Wednesday, March 12. 2008
TPM published the following item titled "Like cats to water":
Tiahrt was an actual employee of Boeing before he got elected to the House. No doubt he'll be back on the payroll, with a substantial raise, when we finally get rid of him. Meanwhile, he's been so far up Boeing's corporate ass even Bush has taken to calling him Tanker Todd. He's also been deep into Tom DeLay, who gave him an Appropriations Committee seat. In turn, Tiahrt kicked some of his Boeing money into DeLay's slush fund. I've never gotten the impression that Tiahrt's fingers are particularly sticky, but clearly he knows how money works in Washington. He's a hardcore ideologist, but he doesn't assume that God looks out for him. He's done a lot of practical and expedient things to keep getting re-elected in what isn't a sure Republican district. The one thing he takes more seriously than any principle is self-preservation.
PS: Salon's War Room also singled out Tiahrt's quote.
Michael D Shear and Matthew Mosk: McCain staff tied to Airbus lobbying. The Kansas political world, which is totally in Boeing's hip pocket, is livid over the Air Force awarding its $35 billion tanker boondoggle to Airbus (technically, Northrop Grumman) over Boeing. Caught in the crossfire is John McCain, one of whose few good deeds was working to derail Boeing's previous scandalous one-bid tanker contract in 2004. McCain still cites his role there as preventing $6 billion in fraud.

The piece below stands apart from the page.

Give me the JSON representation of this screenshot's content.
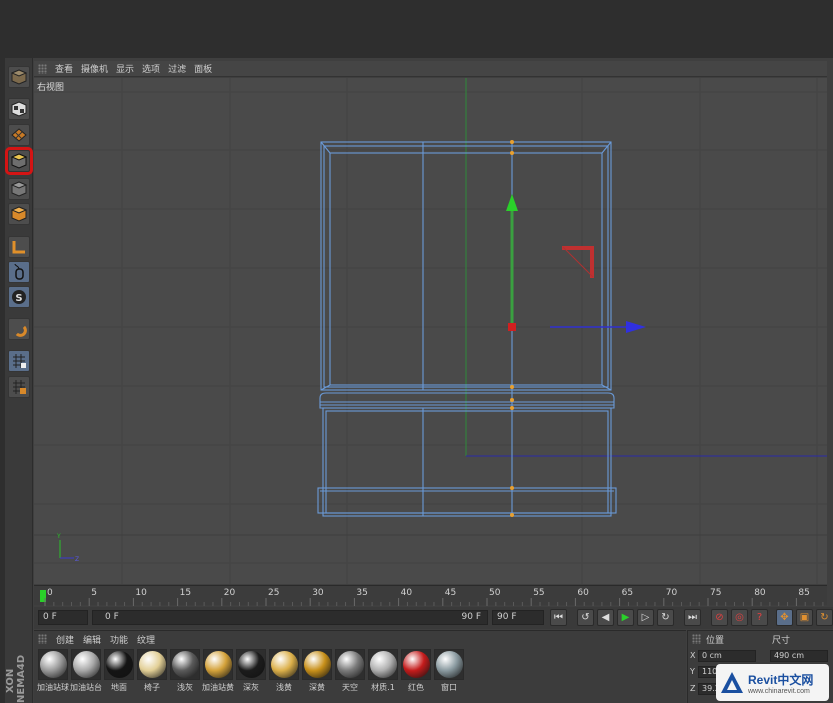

Several Boeing execs wound up in jail as a result, and the whole thing got restarted, with Airbus lobbying hard to get in on the graft. Looks like they won the contract at least partly on merit, but it no doubt helped that they've made major strides in playing Boeing's political game. And while I believe McCain when he says that he never personally lobbied on the issue, it turns out that he's close enough to plenty of lobbyists that it isn't hard to connect dots.
The conspicuous presence of lobbyists in McCain's campaign has been noted elsewhere, but hasn't really sunken into the public mind, which has conveniently forgotten that McCain only started wearing his scruples on his sleeve after getting caught up in the savings and loan scandal as one of the notorious Keating 5. Given how much play this is getting in Kansas, where Boeing's congressional flunkies are all Republicans, you can imagine how it'll play in Washington, where Democrats predominate -- both support Boeing slavishly, but the exporting jobs issue plays to their base instincts, and they have no reason to cut McCain any slack.
Meanwhile, Wichita Eagle editorial cartoonist Richard Crowson has been groping with the question of why Boeing's having such a hard time competing with Airbus. An earlier cartoon suggested several reasons, like the old saw about government subsidies. (You think Boeing is unsubsidized? Aside from all the cost-plus, reuse-the-technology Defense deals, Kansas has financed Boeing with billions of dollars in state-backed bonds, and every city, state, and country Boeing builds or contracts in has had to pony up for the privilege.) But today Crowson settled on health care costs, and picked an appropriate way to represent them. The little dog in the lower left corner says: "Didn't I see you in Detroit?"
I'm not sure that really explains it in Boeing's case, but then I know some folks Boeing laid off for being diabetic, so I figure they're pretty much on top of their costs there, as they are elsewhere. (Boeing is self-insured, so they have a lot of incentive to grind those costs down.) Still, Crowson is right in general, and it's good to see the point made.
The Eagle also published a letter today from a Merlin C. Hussey, under the title "Boeing is not without blame." It's worth quoting in its entirety:
One thing I haven't seen pointed out at all here is that Airbus is working at an enormous disadvantage given how badly the dollar has fallen vs. the euro -- as I recall, the euro has gone from about $0.90 to $1.50 since Bush took office. That in itself makes European labor more than 60% more expensive that it already was, which it already was given that Europe has more effective unions. Boeing is in a constant state of whine about how they have to get their costs down to compete, but it never shows up in the prices of their products, least of all when the US government is buying. Rather, Boeing's entire "competitive advantage" has hitherto been their superior ability to grease political palms. They built this game, and now that they've lost a hand it's hard to see anyone else to blame -- not that they haven't been trying nonstop since the contract dropped, pulling out every stop, even the very real problem of exporting manufacturing jobs, which is something else they've pioneered.
Of course, at this point I hope they do manage to scuttle the Airbus deal. The last thing we need is more tankers able to project American power to the far corners of the earth, imbrogling us in more disastrous wars.